Year in and year out FCS guys get drafted and find themselves on NFL rosters. That in itself is not all that uncommon. Fewer, though, are able to work their way into a starting role, at least immediately. Even fewer still are able to become the difference maker on their team. And only the fewest of the few are able to put on a jaw-dropping show on football's biggest stage. But Kupp did all that.

It all began back in 2017 when the Rams selected him in the third round (69th overall) of that year’s draft. Unless you were a fan of EWU and Big Sky football, you probably didn't even know who he was.

In college he had played in some big time games for Eastern and had established himself as one of the best receivers in the Big Sky Conference. But even then he had to prove himself coming out of high school. When came onto the scene as a freshman in 2013, Kupp had zero college offers.

Fast forward a few years and he had won the Big Sky Offensive Player of the Year award twice and went down as one the best to ever do it in Cheney. Kupp ended his career as a Walter Peyton Award (the FCS' equivalent to the Heisman Trophy) recipient.

As great as all that is, the Eagles are not necessarily at the forefront of national relevancy in terms of college football. They're an FCS program (albeit a notable one) with a current school enrollment of just under 13,500. EWU games hardly get broadcasted anywhere outside the Pacific Northwest. The Eags have one national title to their name and that was well before Kupp was there. They live in the shadow of Washington and Washington State and have for essentially their entire existence.

Thanks to Kupp, though, that might be changing. No doubt Rams fans near and far know where Eastern Washington is in light of his outstanding league-leading season. His Super Bowl performance, though, put the Eagles on the map. It put Big Sky football on the map.

Kupp became the first ever player hailing from the conference to author a touchdown in the Super Bowl during the second quarter on Sunday. His former league and school couldn't have been more excited about it either. It was a big time boost to a level of football the country isn't used to seeing.

As the NFL now transitions to the Combine and Draft portions of the year, Kupp's performance reminds us to not overlook the FCS prospects (of which 21 are invited to Indianapolis in a few weeks). It reminds us, too, in the grander picture that any school can serve as a viable path to the NFL. Alabama and Georgia aren't the only gateways.

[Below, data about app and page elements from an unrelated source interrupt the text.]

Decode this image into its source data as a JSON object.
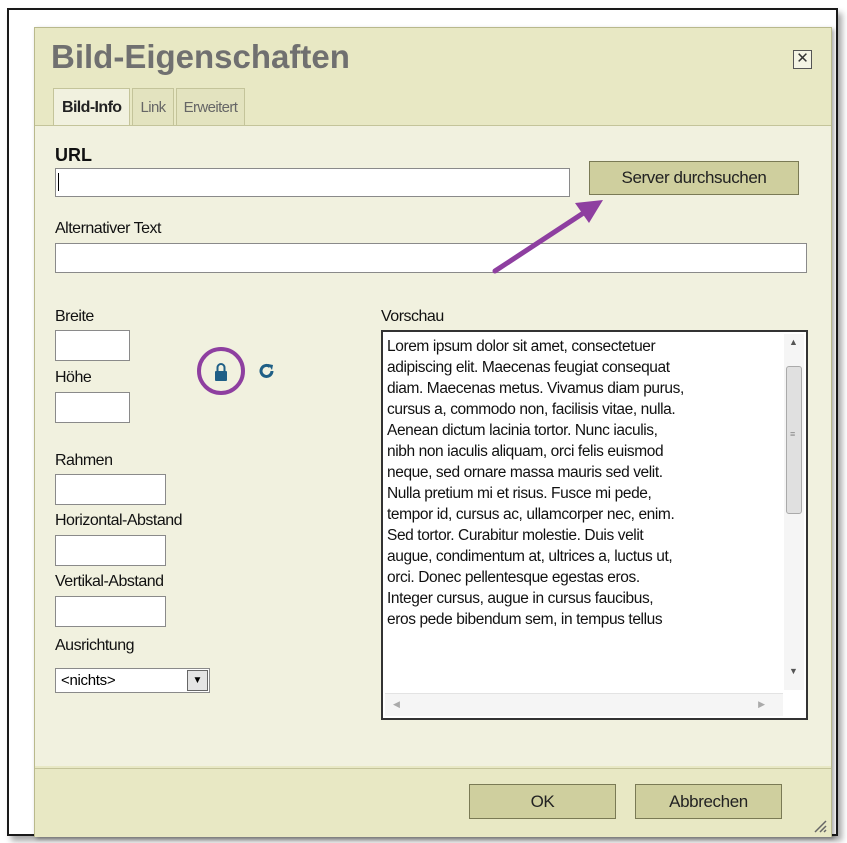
{
  "dialog": {
    "title": "Bild-Eigenschaften",
    "close_glyph": "✕"
  },
  "tabs": [
    {
      "label": "Bild-Info",
      "active": true
    },
    {
      "label": "Link",
      "active": false
    },
    {
      "label": "Erweitert",
      "active": false
    }
  ],
  "form": {
    "url_label": "URL",
    "url_value": "",
    "browse_button": "Server durchsuchen",
    "alt_label": "Alternativer Text",
    "alt_value": "",
    "width_label": "Breite",
    "height_label": "Höhe",
    "border_label": "Rahmen",
    "hspace_label": "Horizontal-Abstand",
    "vspace_label": "Vertikal-Abstand",
    "align_label": "Ausrichtung",
    "align_value": "<nichts>"
  },
  "preview": {
    "label": "Vorschau",
    "lines": [
      "Lorem ipsum dolor sit amet, consectetuer",
      "adipiscing elit. Maecenas feugiat consequat",
      "diam. Maecenas metus. Vivamus diam purus,",
      "cursus a, commodo non, facilisis vitae, nulla.",
      "Aenean dictum lacinia tortor. Nunc iaculis,",
      "nibh non iaculis aliquam, orci felis euismod",
      "neque, sed ornare massa mauris sed velit.",
      "Nulla pretium mi et risus. Fusce mi pede,",
      "tempor id, cursus ac, ullamcorper nec, enim.",
      "Sed tortor. Curabitur molestie. Duis velit",
      "augue, condimentum at, ultrices a, luctus ut,",
      "orci. Donec pellentesque egestas eros.",
      "Integer cursus, augue in cursus faucibus,",
      "eros pede bibendum sem, in tempus tellus"
    ]
  },
  "footer": {
    "ok_button": "OK",
    "cancel_button": "Abbrechen"
  },
  "icons": {
    "lock": "lock-icon",
    "reset": "reset-size-icon"
  },
  "colors": {
    "dialog_bg": "#e8e8c4",
    "panel_bg": "#f1f1df",
    "button_bg": "#cfcf9e",
    "annotation": "#8e3fa0",
    "icon_blue": "#1f5f86"
  }
}
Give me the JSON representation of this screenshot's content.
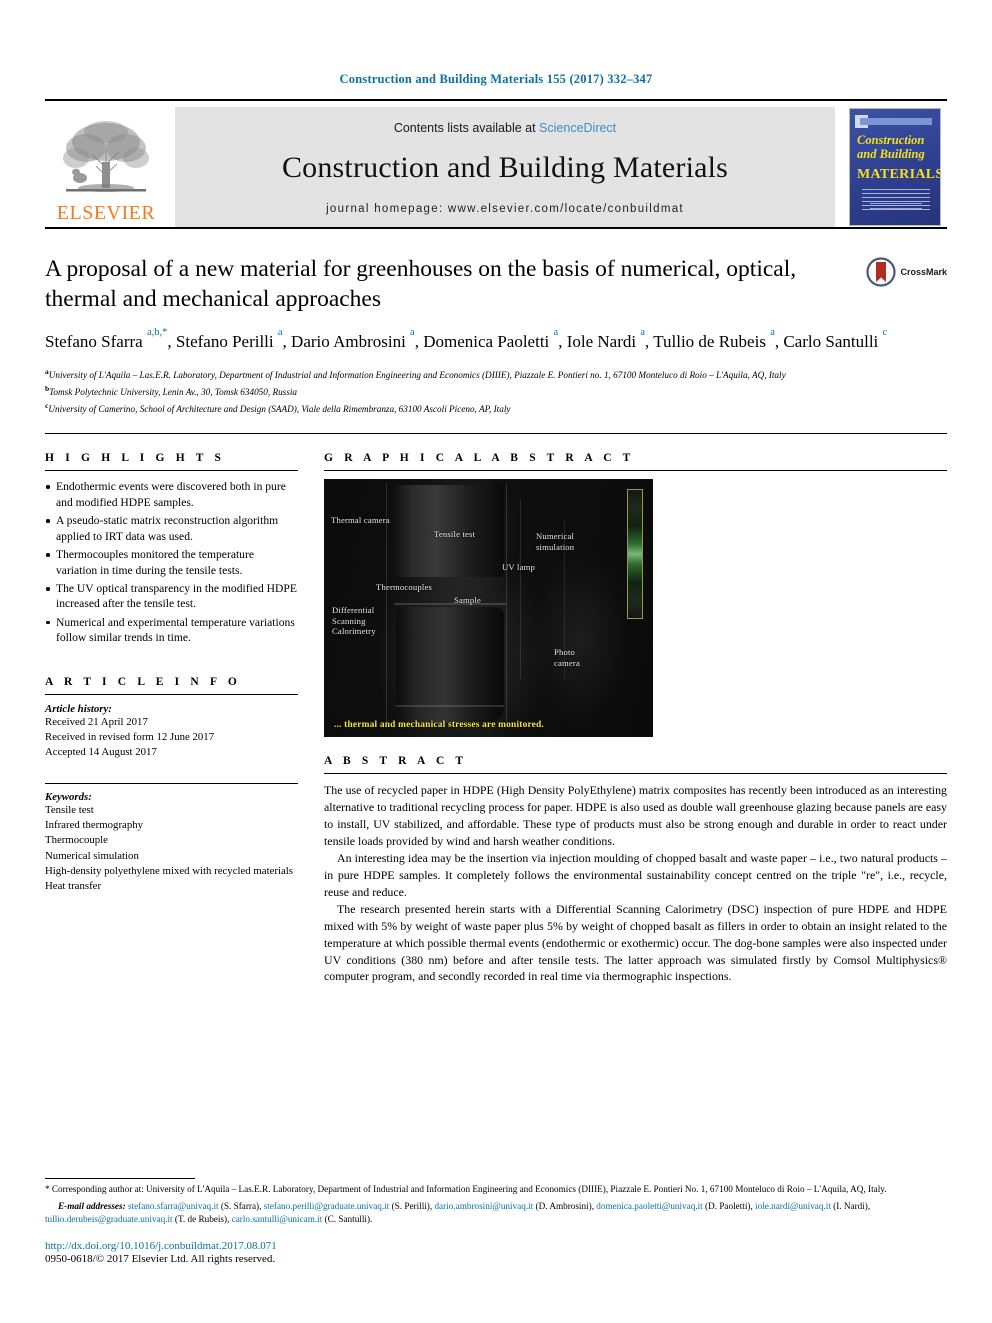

Kupp's MVP performance is historical for the Rams no doubt, but the impact of it is and will be felt far outside the city of Los Angeles. They're feeling it in Cheney this week, they're feeling it in Big Sky country and, perhaps most importantly, players at small schools across the country are feeling it. There's a renewed hope in places like Eastern Washington that maybe... just maybe... the next Cooper Kupp is in their back yard right now.